My approach

The training at Edinburgh University focuses on two theoretical approaches. The person-centred approach was founded by Carl Rogers in America, whilst the psychodynamic training I received originates from psychoanalysis which is based on Freud’s teachings which are of European origin. My emerging orientation in relation to both approaches is a key feature of my identity as a counsellor.

I work primarily from a psychodynamic perspective, however having trained in both methods, I value and do incorporate aspects of the person-centred approach in my work. At the heart of my thinking which emanates from personal experience is a belief in the existence of an inner world through which we perceive an outer reality, where the past is alive and dynamically active in the present. My primary aim in my work is in building a therapeutic relationship based on openness and honesty which leads to trust and eventually understanding. For me, the relational aspect of my work is pivotal and research has shown that this appears to be the most important factor in the therapeutic process.

Sometimes it can be just having an opportunity to talk and to be listened to non-judgementally that can make an enormous difference. Because I have worked through painful issues of my own, I feel that I can be more empathic with others who recognise their own need. By spending some quiet reflective time we can become aware of patterns and behaviours that stem from our past which may be holding us back in the present. This increased awareness can help to break unhelpful patterns thus enabling you to move forward productively in life. It is not necessarily the events themselves that can upset us, but the meaning and interpretation we give to them which can cause us distress.

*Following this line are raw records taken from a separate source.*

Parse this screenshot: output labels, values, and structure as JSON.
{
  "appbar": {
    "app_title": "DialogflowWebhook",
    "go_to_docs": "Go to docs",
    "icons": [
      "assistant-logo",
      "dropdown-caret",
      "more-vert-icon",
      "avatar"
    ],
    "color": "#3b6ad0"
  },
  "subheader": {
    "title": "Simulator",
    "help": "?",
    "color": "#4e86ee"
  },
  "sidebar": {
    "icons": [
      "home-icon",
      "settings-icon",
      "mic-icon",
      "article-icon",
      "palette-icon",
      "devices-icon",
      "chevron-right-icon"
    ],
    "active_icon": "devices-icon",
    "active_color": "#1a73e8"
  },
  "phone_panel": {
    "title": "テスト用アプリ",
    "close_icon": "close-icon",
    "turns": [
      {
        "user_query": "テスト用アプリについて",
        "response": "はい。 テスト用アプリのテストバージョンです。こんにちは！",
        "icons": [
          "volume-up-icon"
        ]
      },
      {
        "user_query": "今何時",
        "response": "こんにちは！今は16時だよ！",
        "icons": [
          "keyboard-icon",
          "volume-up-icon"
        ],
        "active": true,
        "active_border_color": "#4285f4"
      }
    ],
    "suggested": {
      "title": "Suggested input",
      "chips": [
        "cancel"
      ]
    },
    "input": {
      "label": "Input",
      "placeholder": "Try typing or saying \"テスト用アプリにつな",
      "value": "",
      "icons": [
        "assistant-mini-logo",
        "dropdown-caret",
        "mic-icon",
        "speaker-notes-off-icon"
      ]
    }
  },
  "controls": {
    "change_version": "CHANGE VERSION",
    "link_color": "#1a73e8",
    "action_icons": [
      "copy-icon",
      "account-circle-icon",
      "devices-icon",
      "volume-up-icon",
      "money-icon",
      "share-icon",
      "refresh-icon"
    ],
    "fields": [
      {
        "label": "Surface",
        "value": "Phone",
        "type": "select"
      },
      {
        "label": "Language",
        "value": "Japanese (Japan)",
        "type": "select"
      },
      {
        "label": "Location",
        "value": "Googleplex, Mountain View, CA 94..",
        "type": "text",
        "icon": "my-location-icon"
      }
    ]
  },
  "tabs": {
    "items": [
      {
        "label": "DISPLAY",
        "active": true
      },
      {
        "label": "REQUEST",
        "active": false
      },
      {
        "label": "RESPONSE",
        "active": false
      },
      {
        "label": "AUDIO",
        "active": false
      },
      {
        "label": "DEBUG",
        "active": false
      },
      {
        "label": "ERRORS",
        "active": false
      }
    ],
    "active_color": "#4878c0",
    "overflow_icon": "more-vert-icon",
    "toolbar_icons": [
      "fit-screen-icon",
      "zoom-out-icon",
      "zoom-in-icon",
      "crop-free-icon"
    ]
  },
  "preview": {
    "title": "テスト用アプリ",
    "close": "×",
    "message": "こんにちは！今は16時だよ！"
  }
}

Healing and change can only happen through the recognition of the need for change, a real desire to make things different and a willingness to engage in the work to make that change. I recognise the worth and value in all and hold a firm belief in everyone’s capacity for change. I feel too that it is important to say that seeking help is a real sign of strength and not a weakness.

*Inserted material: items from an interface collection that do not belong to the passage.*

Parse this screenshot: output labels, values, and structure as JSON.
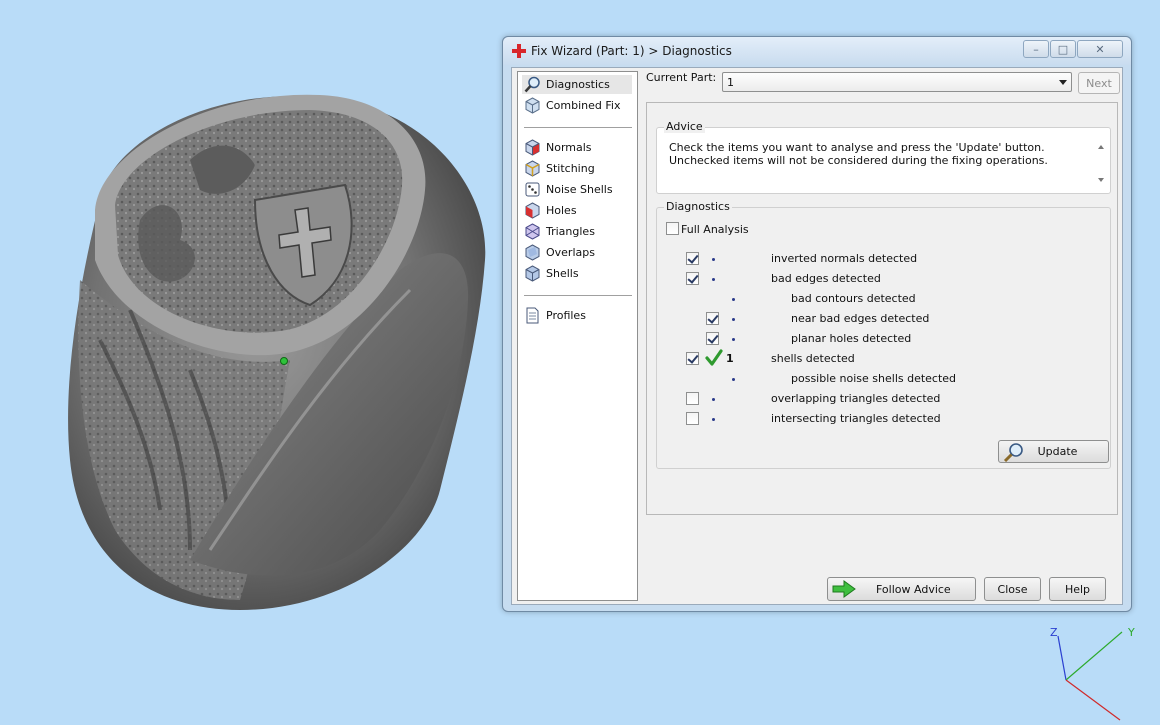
{
  "window": {
    "title": "Fix Wizard (Part: 1) > Diagnostics",
    "minimize_glyph": "–",
    "maximize_glyph": "□",
    "close_glyph": "✕"
  },
  "nav": {
    "top_items": [
      {
        "label": "Diagnostics",
        "icon": "magnifier-icon",
        "selected": true
      },
      {
        "label": "Combined Fix",
        "icon": "cube-icon"
      }
    ],
    "fix_items": [
      {
        "label": "Normals",
        "icon": "cube-red-face-icon"
      },
      {
        "label": "Stitching",
        "icon": "cube-stitch-icon"
      },
      {
        "label": "Noise Shells",
        "icon": "dice-icon"
      },
      {
        "label": "Holes",
        "icon": "cube-hole-icon"
      },
      {
        "label": "Triangles",
        "icon": "triangle-cube-icon"
      },
      {
        "label": "Overlaps",
        "icon": "overlap-cube-icon"
      },
      {
        "label": "Shells",
        "icon": "shells-cube-icon"
      }
    ],
    "profile_items": [
      {
        "label": "Profiles",
        "icon": "document-icon"
      }
    ]
  },
  "top_row": {
    "current_part_label": "Current Part:",
    "current_part_value": "1",
    "next_label": "Next"
  },
  "advice": {
    "title": "Advice",
    "text": "Check the items you want to analyse and press the 'Update' button. Unchecked items will not be considered during the fixing operations."
  },
  "diagnostics": {
    "title": "Diagnostics",
    "full_analysis_label": "Full Analysis",
    "full_analysis_checked": false,
    "rows": [
      {
        "label": "inverted normals detected",
        "checked": true,
        "level": 0,
        "count": ""
      },
      {
        "label": "bad edges detected",
        "checked": true,
        "level": 0,
        "count": ""
      },
      {
        "label": "bad contours detected",
        "checked": null,
        "level": 1,
        "count": ""
      },
      {
        "label": "near bad edges detected",
        "checked": true,
        "level": 1,
        "count": ""
      },
      {
        "label": "planar holes detected",
        "checked": true,
        "level": 1,
        "count": ""
      },
      {
        "label": "shells detected",
        "checked": true,
        "level": 0,
        "count": "1",
        "status": "ok"
      },
      {
        "label": "possible noise shells detected",
        "checked": null,
        "level": 1,
        "count": ""
      },
      {
        "label": "overlapping triangles detected",
        "checked": false,
        "level": 0,
        "count": ""
      },
      {
        "label": "intersecting triangles detected",
        "checked": false,
        "level": 0,
        "count": ""
      }
    ],
    "update_label": "Update"
  },
  "buttons": {
    "follow_advice": "Follow Advice",
    "close": "Close",
    "help": "Help"
  },
  "axes": {
    "z": "Z",
    "y": "Y"
  },
  "colors": {
    "desktop": "#b9dcf8",
    "accent_green": "#2f9a2f",
    "ring_gray": "#7c7c7c"
  }
}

Clinical Experience

I have experience in both short and long term counselling work in the following areas:

Depression, anxiety/stress, loss/bereavement, work issues, trauma, abuse, relationship difficulties, childhood issues, low self-esteem, separation/identity issues, social anxiety, self-harm, sexual abuse.

I have many years experience working with women suffering from post-natal depression.

In the past I have worked at a student counselling service and with a child counselling agency.

I also have experience facilitating therapy groups and have a keen interest in this area.

Occupational Health work for government agency – Jan 2105 – present.